The version shown here focuses almost entirely on human-to-object input. The first public beta version published was v.0.13. (This is the current version.) Conceived in a Pub We had an idea a couple of months ago (one of those “made-sense-in-the-pub, does-it-still-makes-sense-in-the-morning?” type of ideas) that it’d be incredibly useful to have some kind of universal classification of interaction. Nothing fancy, just a straight-up, catch-all taxonomy of human-systems inter-relationships. The idea was a hierarchial table; a neat, organised and absolutely correct information tree, sprouting in two directions from the middle, i.e. the computer, system, or thing.

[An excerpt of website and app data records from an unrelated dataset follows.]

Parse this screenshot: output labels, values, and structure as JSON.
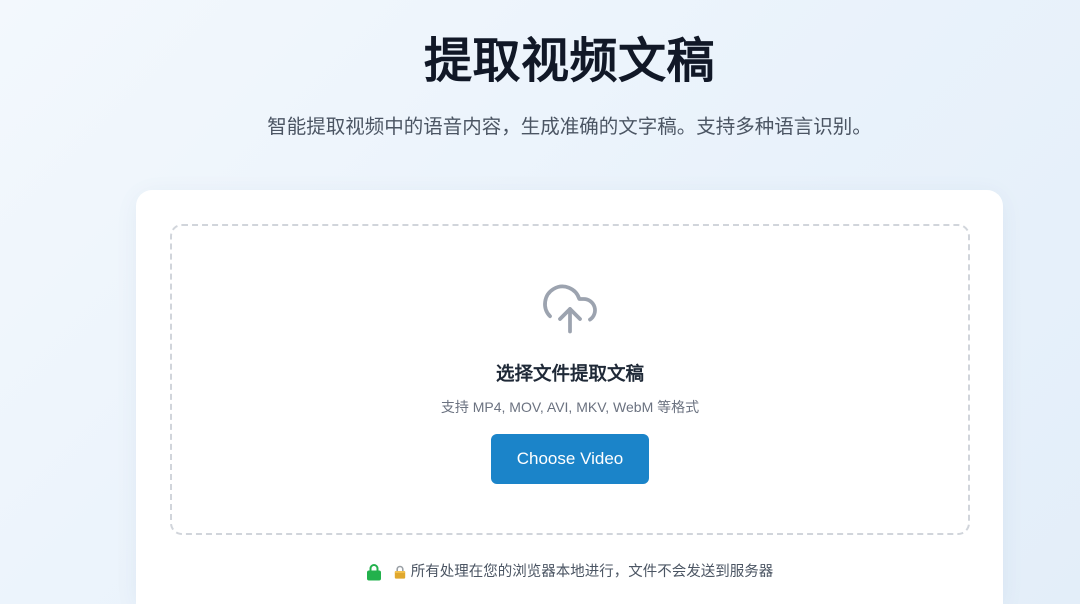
{
  "header": {
    "title": "提取视频文稿",
    "subtitle": "智能提取视频中的语音内容，生成准确的文字稿。支持多种语言识别。"
  },
  "upload": {
    "icon": "cloud-upload-icon",
    "heading": "选择文件提取文稿",
    "formats": "支持 MP4, MOV, AVI, MKV, WebM 等格式",
    "button_label": "Choose Video"
  },
  "privacy": {
    "icons": [
      "lock-icon",
      "lock-emoji-icon"
    ],
    "text": "所有处理在您的浏览器本地进行，文件不会发送到服务器"
  },
  "colors": {
    "background": "#ebf3fb",
    "card": "#ffffff",
    "accent": "#1b84c9",
    "lock": "#22b14c",
    "title": "#111827",
    "muted": "#6b7280",
    "dropzone_border": "#d1d5db"
  }
}
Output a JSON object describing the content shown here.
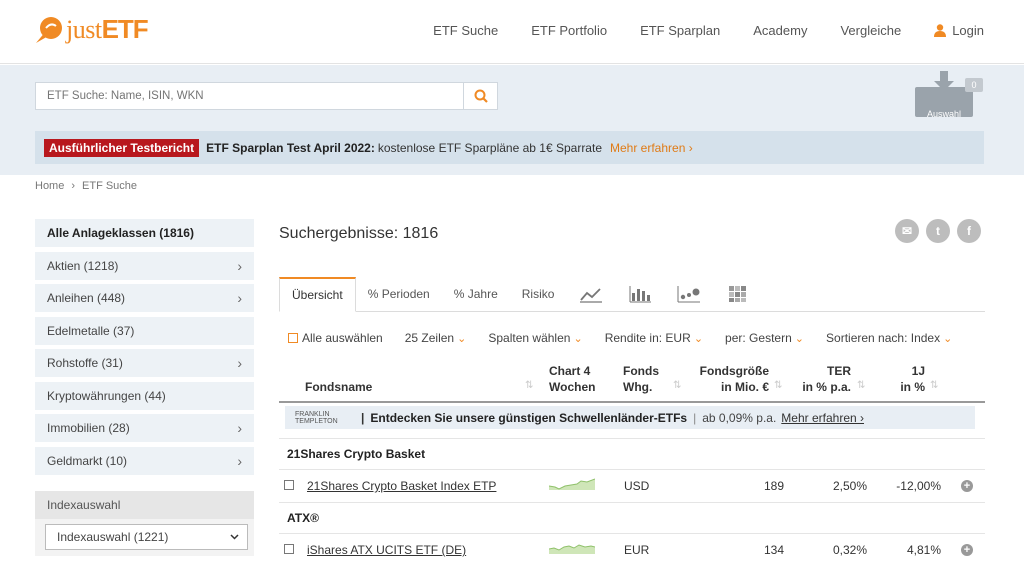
{
  "header": {
    "logo": "justETF",
    "nav": [
      "ETF Suche",
      "ETF Portfolio",
      "ETF Sparplan",
      "Academy",
      "Vergleiche"
    ],
    "login_label": "Login"
  },
  "search": {
    "placeholder": "ETF Suche: Name, ISIN, WKN"
  },
  "auswahl": {
    "label": "Auswahl",
    "count": "0"
  },
  "promo": {
    "badge": "Ausführlicher Testbericht",
    "bold": "ETF Sparplan Test April 2022:",
    "text": "kostenlose ETF Sparpläne ab 1€ Sparrate",
    "link": "Mehr erfahren ›"
  },
  "breadcrumb": [
    "Home",
    "›",
    "ETF Suche"
  ],
  "sidebar": {
    "items": [
      {
        "label": "Alle Anlageklassen (1816)",
        "chevron": ""
      },
      {
        "label": "Aktien (1218)",
        "chevron": "›"
      },
      {
        "label": "Anleihen (448)",
        "chevron": "›"
      },
      {
        "label": "Edelmetalle (37)",
        "chevron": ""
      },
      {
        "label": "Rohstoffe (31)",
        "chevron": "›"
      },
      {
        "label": "Kryptowährungen (44)",
        "chevron": ""
      },
      {
        "label": "Immobilien (28)",
        "chevron": "›"
      },
      {
        "label": "Geldmarkt (10)",
        "chevron": "›"
      }
    ],
    "index_heading": "Indexauswahl",
    "index_select": "Indexauswahl (1221)"
  },
  "results": {
    "title": "Suchergebnisse: 1816"
  },
  "tabs": [
    "Übersicht",
    "% Perioden",
    "% Jahre",
    "Risiko"
  ],
  "toolbar": {
    "select_all": "Alle auswählen",
    "rows": "25 Zeilen",
    "columns": "Spalten wählen",
    "return_in": "Rendite in: EUR",
    "per": "per: Gestern",
    "sort": "Sortieren nach: Index"
  },
  "table": {
    "headers": {
      "name": "Fondsname",
      "chart": [
        "Chart 4",
        "Wochen"
      ],
      "currency": [
        "Fonds",
        "Whg."
      ],
      "size": [
        "Fondsgröße",
        "in Mio. €"
      ],
      "ter": [
        "TER",
        "in % p.a."
      ],
      "oney": [
        "1J",
        "in %"
      ]
    },
    "banner": {
      "logo": [
        "FRANKLIN",
        "TEMPLETON"
      ],
      "bold": "Entdecken Sie unsere günstigen Schwellenländer-ETFs",
      "sep": "|",
      "text": "ab 0,09% p.a.",
      "link": "Mehr erfahren ›"
    },
    "groups": [
      {
        "title": "21Shares Crypto Basket",
        "row": {
          "name": "21Shares Crypto Basket Index ETP",
          "currency": "USD",
          "size": "189",
          "ter": "2,50%",
          "oney": "-12,00%"
        }
      },
      {
        "title": "ATX®",
        "row": {
          "name": "iShares ATX UCITS ETF (DE)",
          "currency": "EUR",
          "size": "134",
          "ter": "0,32%",
          "oney": "4,81%"
        }
      }
    ]
  },
  "colors": {
    "brand": "#f08a24",
    "badge": "#b8181e",
    "band": "#e8eef4"
  }
}
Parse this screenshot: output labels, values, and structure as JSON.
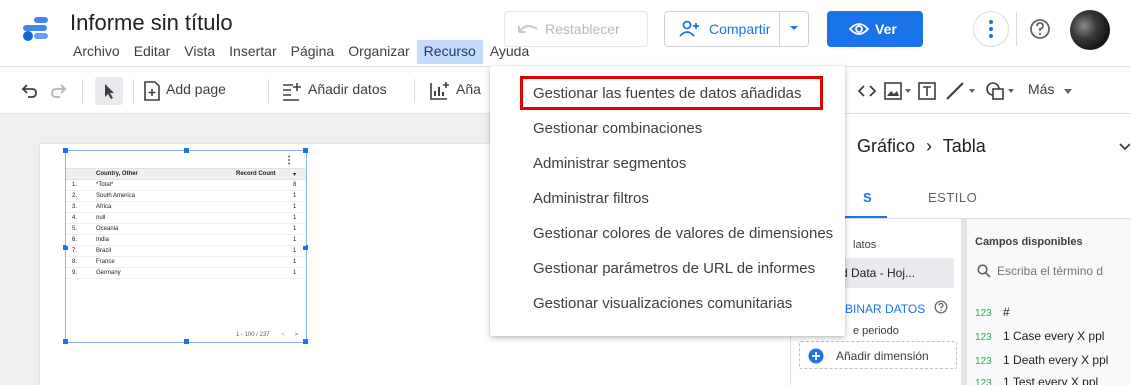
{
  "header": {
    "title": "Informe sin título",
    "restablecer_label": "Restablecer",
    "compartir_label": "Compartir",
    "ver_label": "Ver"
  },
  "menubar": [
    "Archivo",
    "Editar",
    "Vista",
    "Insertar",
    "Página",
    "Organizar",
    "Recurso",
    "Ayuda"
  ],
  "toolbar": {
    "add_page": "Add page",
    "add_data": "Añadir datos",
    "add_chart_partial": "Aña",
    "more": "Más"
  },
  "dropdown": {
    "items": [
      "Gestionar las fuentes de datos añadidas",
      "Gestionar combinaciones",
      "Administrar segmentos",
      "Administrar filtros",
      "Gestionar colores de valores de dimensiones",
      "Gestionar parámetros de URL de informes",
      "Gestionar visualizaciones comunitarias"
    ]
  },
  "mini_table": {
    "col1": "Country, Other",
    "col2": "Record Count",
    "rows": [
      {
        "n": "1.",
        "name": "*Total*",
        "v": "8"
      },
      {
        "n": "2.",
        "name": "South America",
        "v": "1"
      },
      {
        "n": "3.",
        "name": "Africa",
        "v": "1"
      },
      {
        "n": "4.",
        "name": "null",
        "v": "1"
      },
      {
        "n": "5.",
        "name": "Oceania",
        "v": "1"
      },
      {
        "n": "6.",
        "name": "India",
        "v": "1"
      },
      {
        "n": "7.",
        "name": "Brazil",
        "v": "1"
      },
      {
        "n": "8.",
        "name": "France",
        "v": "1"
      },
      {
        "n": "9.",
        "name": "Germany",
        "v": "1"
      }
    ],
    "pagination": "1 - 100 / 237"
  },
  "panel": {
    "title": "Gráfico",
    "subtitle": "Tabla",
    "tab_data": "S",
    "tab_style": "ESTILO",
    "datasource_label": "latos",
    "datasource_value": "d Data - Hoj...",
    "blend_label": "BINAR DATOS",
    "period_label": "e periodo",
    "add_dimension": "Añadir dimensión",
    "available_fields": "Campos disponibles",
    "search_placeholder": "Escriba el término d",
    "fields": [
      {
        "num": "123",
        "label": "#"
      },
      {
        "num": "123",
        "label": "1 Case every X ppl"
      },
      {
        "num": "123",
        "label": "1 Death every X ppl"
      },
      {
        "num": "123",
        "label": "1 Test every X ppl"
      }
    ]
  },
  "colors": {
    "accent": "#1a73e8",
    "highlight_border": "#e00000",
    "menu_active": "#c6dafc"
  }
}
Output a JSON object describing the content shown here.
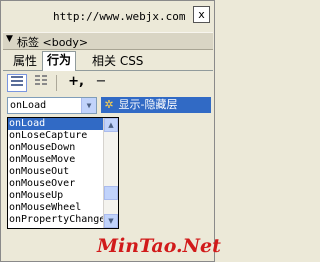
{
  "window": {
    "title": "http://www.webjx.com",
    "close_glyph": "x"
  },
  "panel": {
    "header_arrow": "▼",
    "header_label": "标签 <body>",
    "tabs": [
      {
        "label": "属性"
      },
      {
        "label": "行为"
      },
      {
        "label": "相关 CSS"
      }
    ],
    "active_tab": "行为"
  },
  "toolbar": {
    "show_set_icon": "set-events-icon",
    "show_all_icon": "all-events-icon",
    "add_label": "+,",
    "remove_label": "−",
    "move_up_label": "▲",
    "move_down_label": "▼"
  },
  "event_select": {
    "value": "onLoad"
  },
  "action": {
    "label": "显示-隐藏层",
    "icon": "gear-icon"
  },
  "dropdown": {
    "items": [
      "onLoad",
      "onLoseCapture",
      "onMouseDown",
      "onMouseMove",
      "onMouseOut",
      "onMouseOver",
      "onMouseUp",
      "onMouseWheel",
      "onPropertyChange"
    ],
    "selected_index": 0
  },
  "watermark": {
    "text": "MinTao.Net"
  },
  "colors": {
    "selection": "#316ac5",
    "background": "#ece9d8",
    "watermark": "#d11a1a"
  }
}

At one end would be “every” (see (more)
Since first talking about memory a few months ago, we’ve be playing with a few things that explore its role in how we reflect on experiences, and how we remember. We’ve recorded the podcast with Neuroscientist Izzy and the smell camera is coming along well, more to follow on that shortly. In conversation, it has also become a defacto measure of an experience’s worth. Below are some of the other things we’ve been fiddling with.
Chirp We’ve been working with Animal Systems to find a way of communicating Chirp to the world - a platform they’ve developed for devices to share data with each other via audio. Chirp was demoed recently at Future Everything and Sonar, and the explanatory film below has now been released into the public domain. Which would be you. Hello you! (credit – audio production: Coda-Cola) Overview Chirp allows devices to share data wirelessly, through sound. To showcase the potential of the technology Animal Systems are launching their first app, which will allow people to share information – initially short-links to their photos – between iOS devices (more)
In this second podcast we talk with Isabel Christie, a neuroscientist, about memory creation and recollection. We ask, without memory, or the ability to recall it, is there any value in experience? Can you be something other than the collection of memories that you have? Are memory and sentience the same thing?
There is an integral relationship between personal experience, identity and ideology. This relationship was touched upon briefly by political philosopher Robert Nozick in the “Experience Machine” thought experiment, which he published as part of his seminal work Anarchy, State and Utopia in the mid-seventies. The relationship was also discussed in more detail about ten years ago by Harvard business academics James Gilmore and Joseph Pine in The Experience Economy. What makes these two points of view particularly interesting is that they both attempt to place the value of experience within a greater context – spiritually, economically and philosophically. Nozick treats (more)
(Photo courtesy of Russell Davies) Cameras as Diminutive Relays Whilst we’re waiting for Paul to ready himself for the second round of Paul’s Gamble, we’re kicking off a research project based upon a relatively nascent behaviour, practised by many folk to varying extents. It’s become a bit of a contentious bugbear in the studio, but I find myself doing it all the time. To illustrate, here’s a quote pulled right from the bleeding edge of contemporary culture, The Blair Witch Project (1999): Doomed Teen #1: “I see why you like this video camera so much.” Doomed Teen #2: “You do?” Doomed Teen #1: “It’s not quite reality. (more)
I can’t really remember the film Moneyball. I saw it recently, and I’m sure it was fine. I think Brad Pitt looked a bit waxy, a man did something with numbers. I suppose it saved me reading the wikipedia page for either or both of them. If a friend hadn’t asked my opinion, I would have forgotten it forever. That doesn’t make it a bad film, but in my estimation doesn’t make it a good one either, it left no legacy. Is that system fair, and does it translate more broadly to experience? A measure for experience might be memorability. (more)
Turning theory into practice is one of the hardest aspects of running a critical design studio. Having theoretical stand points and acting on them are two different things, easier to say what not to do than exemplify your beliefs through doing. We are working towards it thanks to the Critical Audit that Matt gave us a while back. In that time I have always held in high regard The School of Life, in part due to it’s connection with Alain de Botton. Though in greater part, because it had a series of beliefs that it finds actual outlets for. Sermons, (more)
Yesterday we released the third instalment of Paul's Gamble. The web series is to be released in 12 weekly parts and explores the contentious nature of gambling. (warning - spoilers below)
Last week I made use of my first ever Groupon purchase - a one hour session in a floatation tank. My understanding was that such experiences centre around sensory deprivation - no sight, no sound, no smell... the body is kept buoyant by a salt solution, heated to human body temperature, which nullifies the effects of gravity and creates the sensation of weightless floating.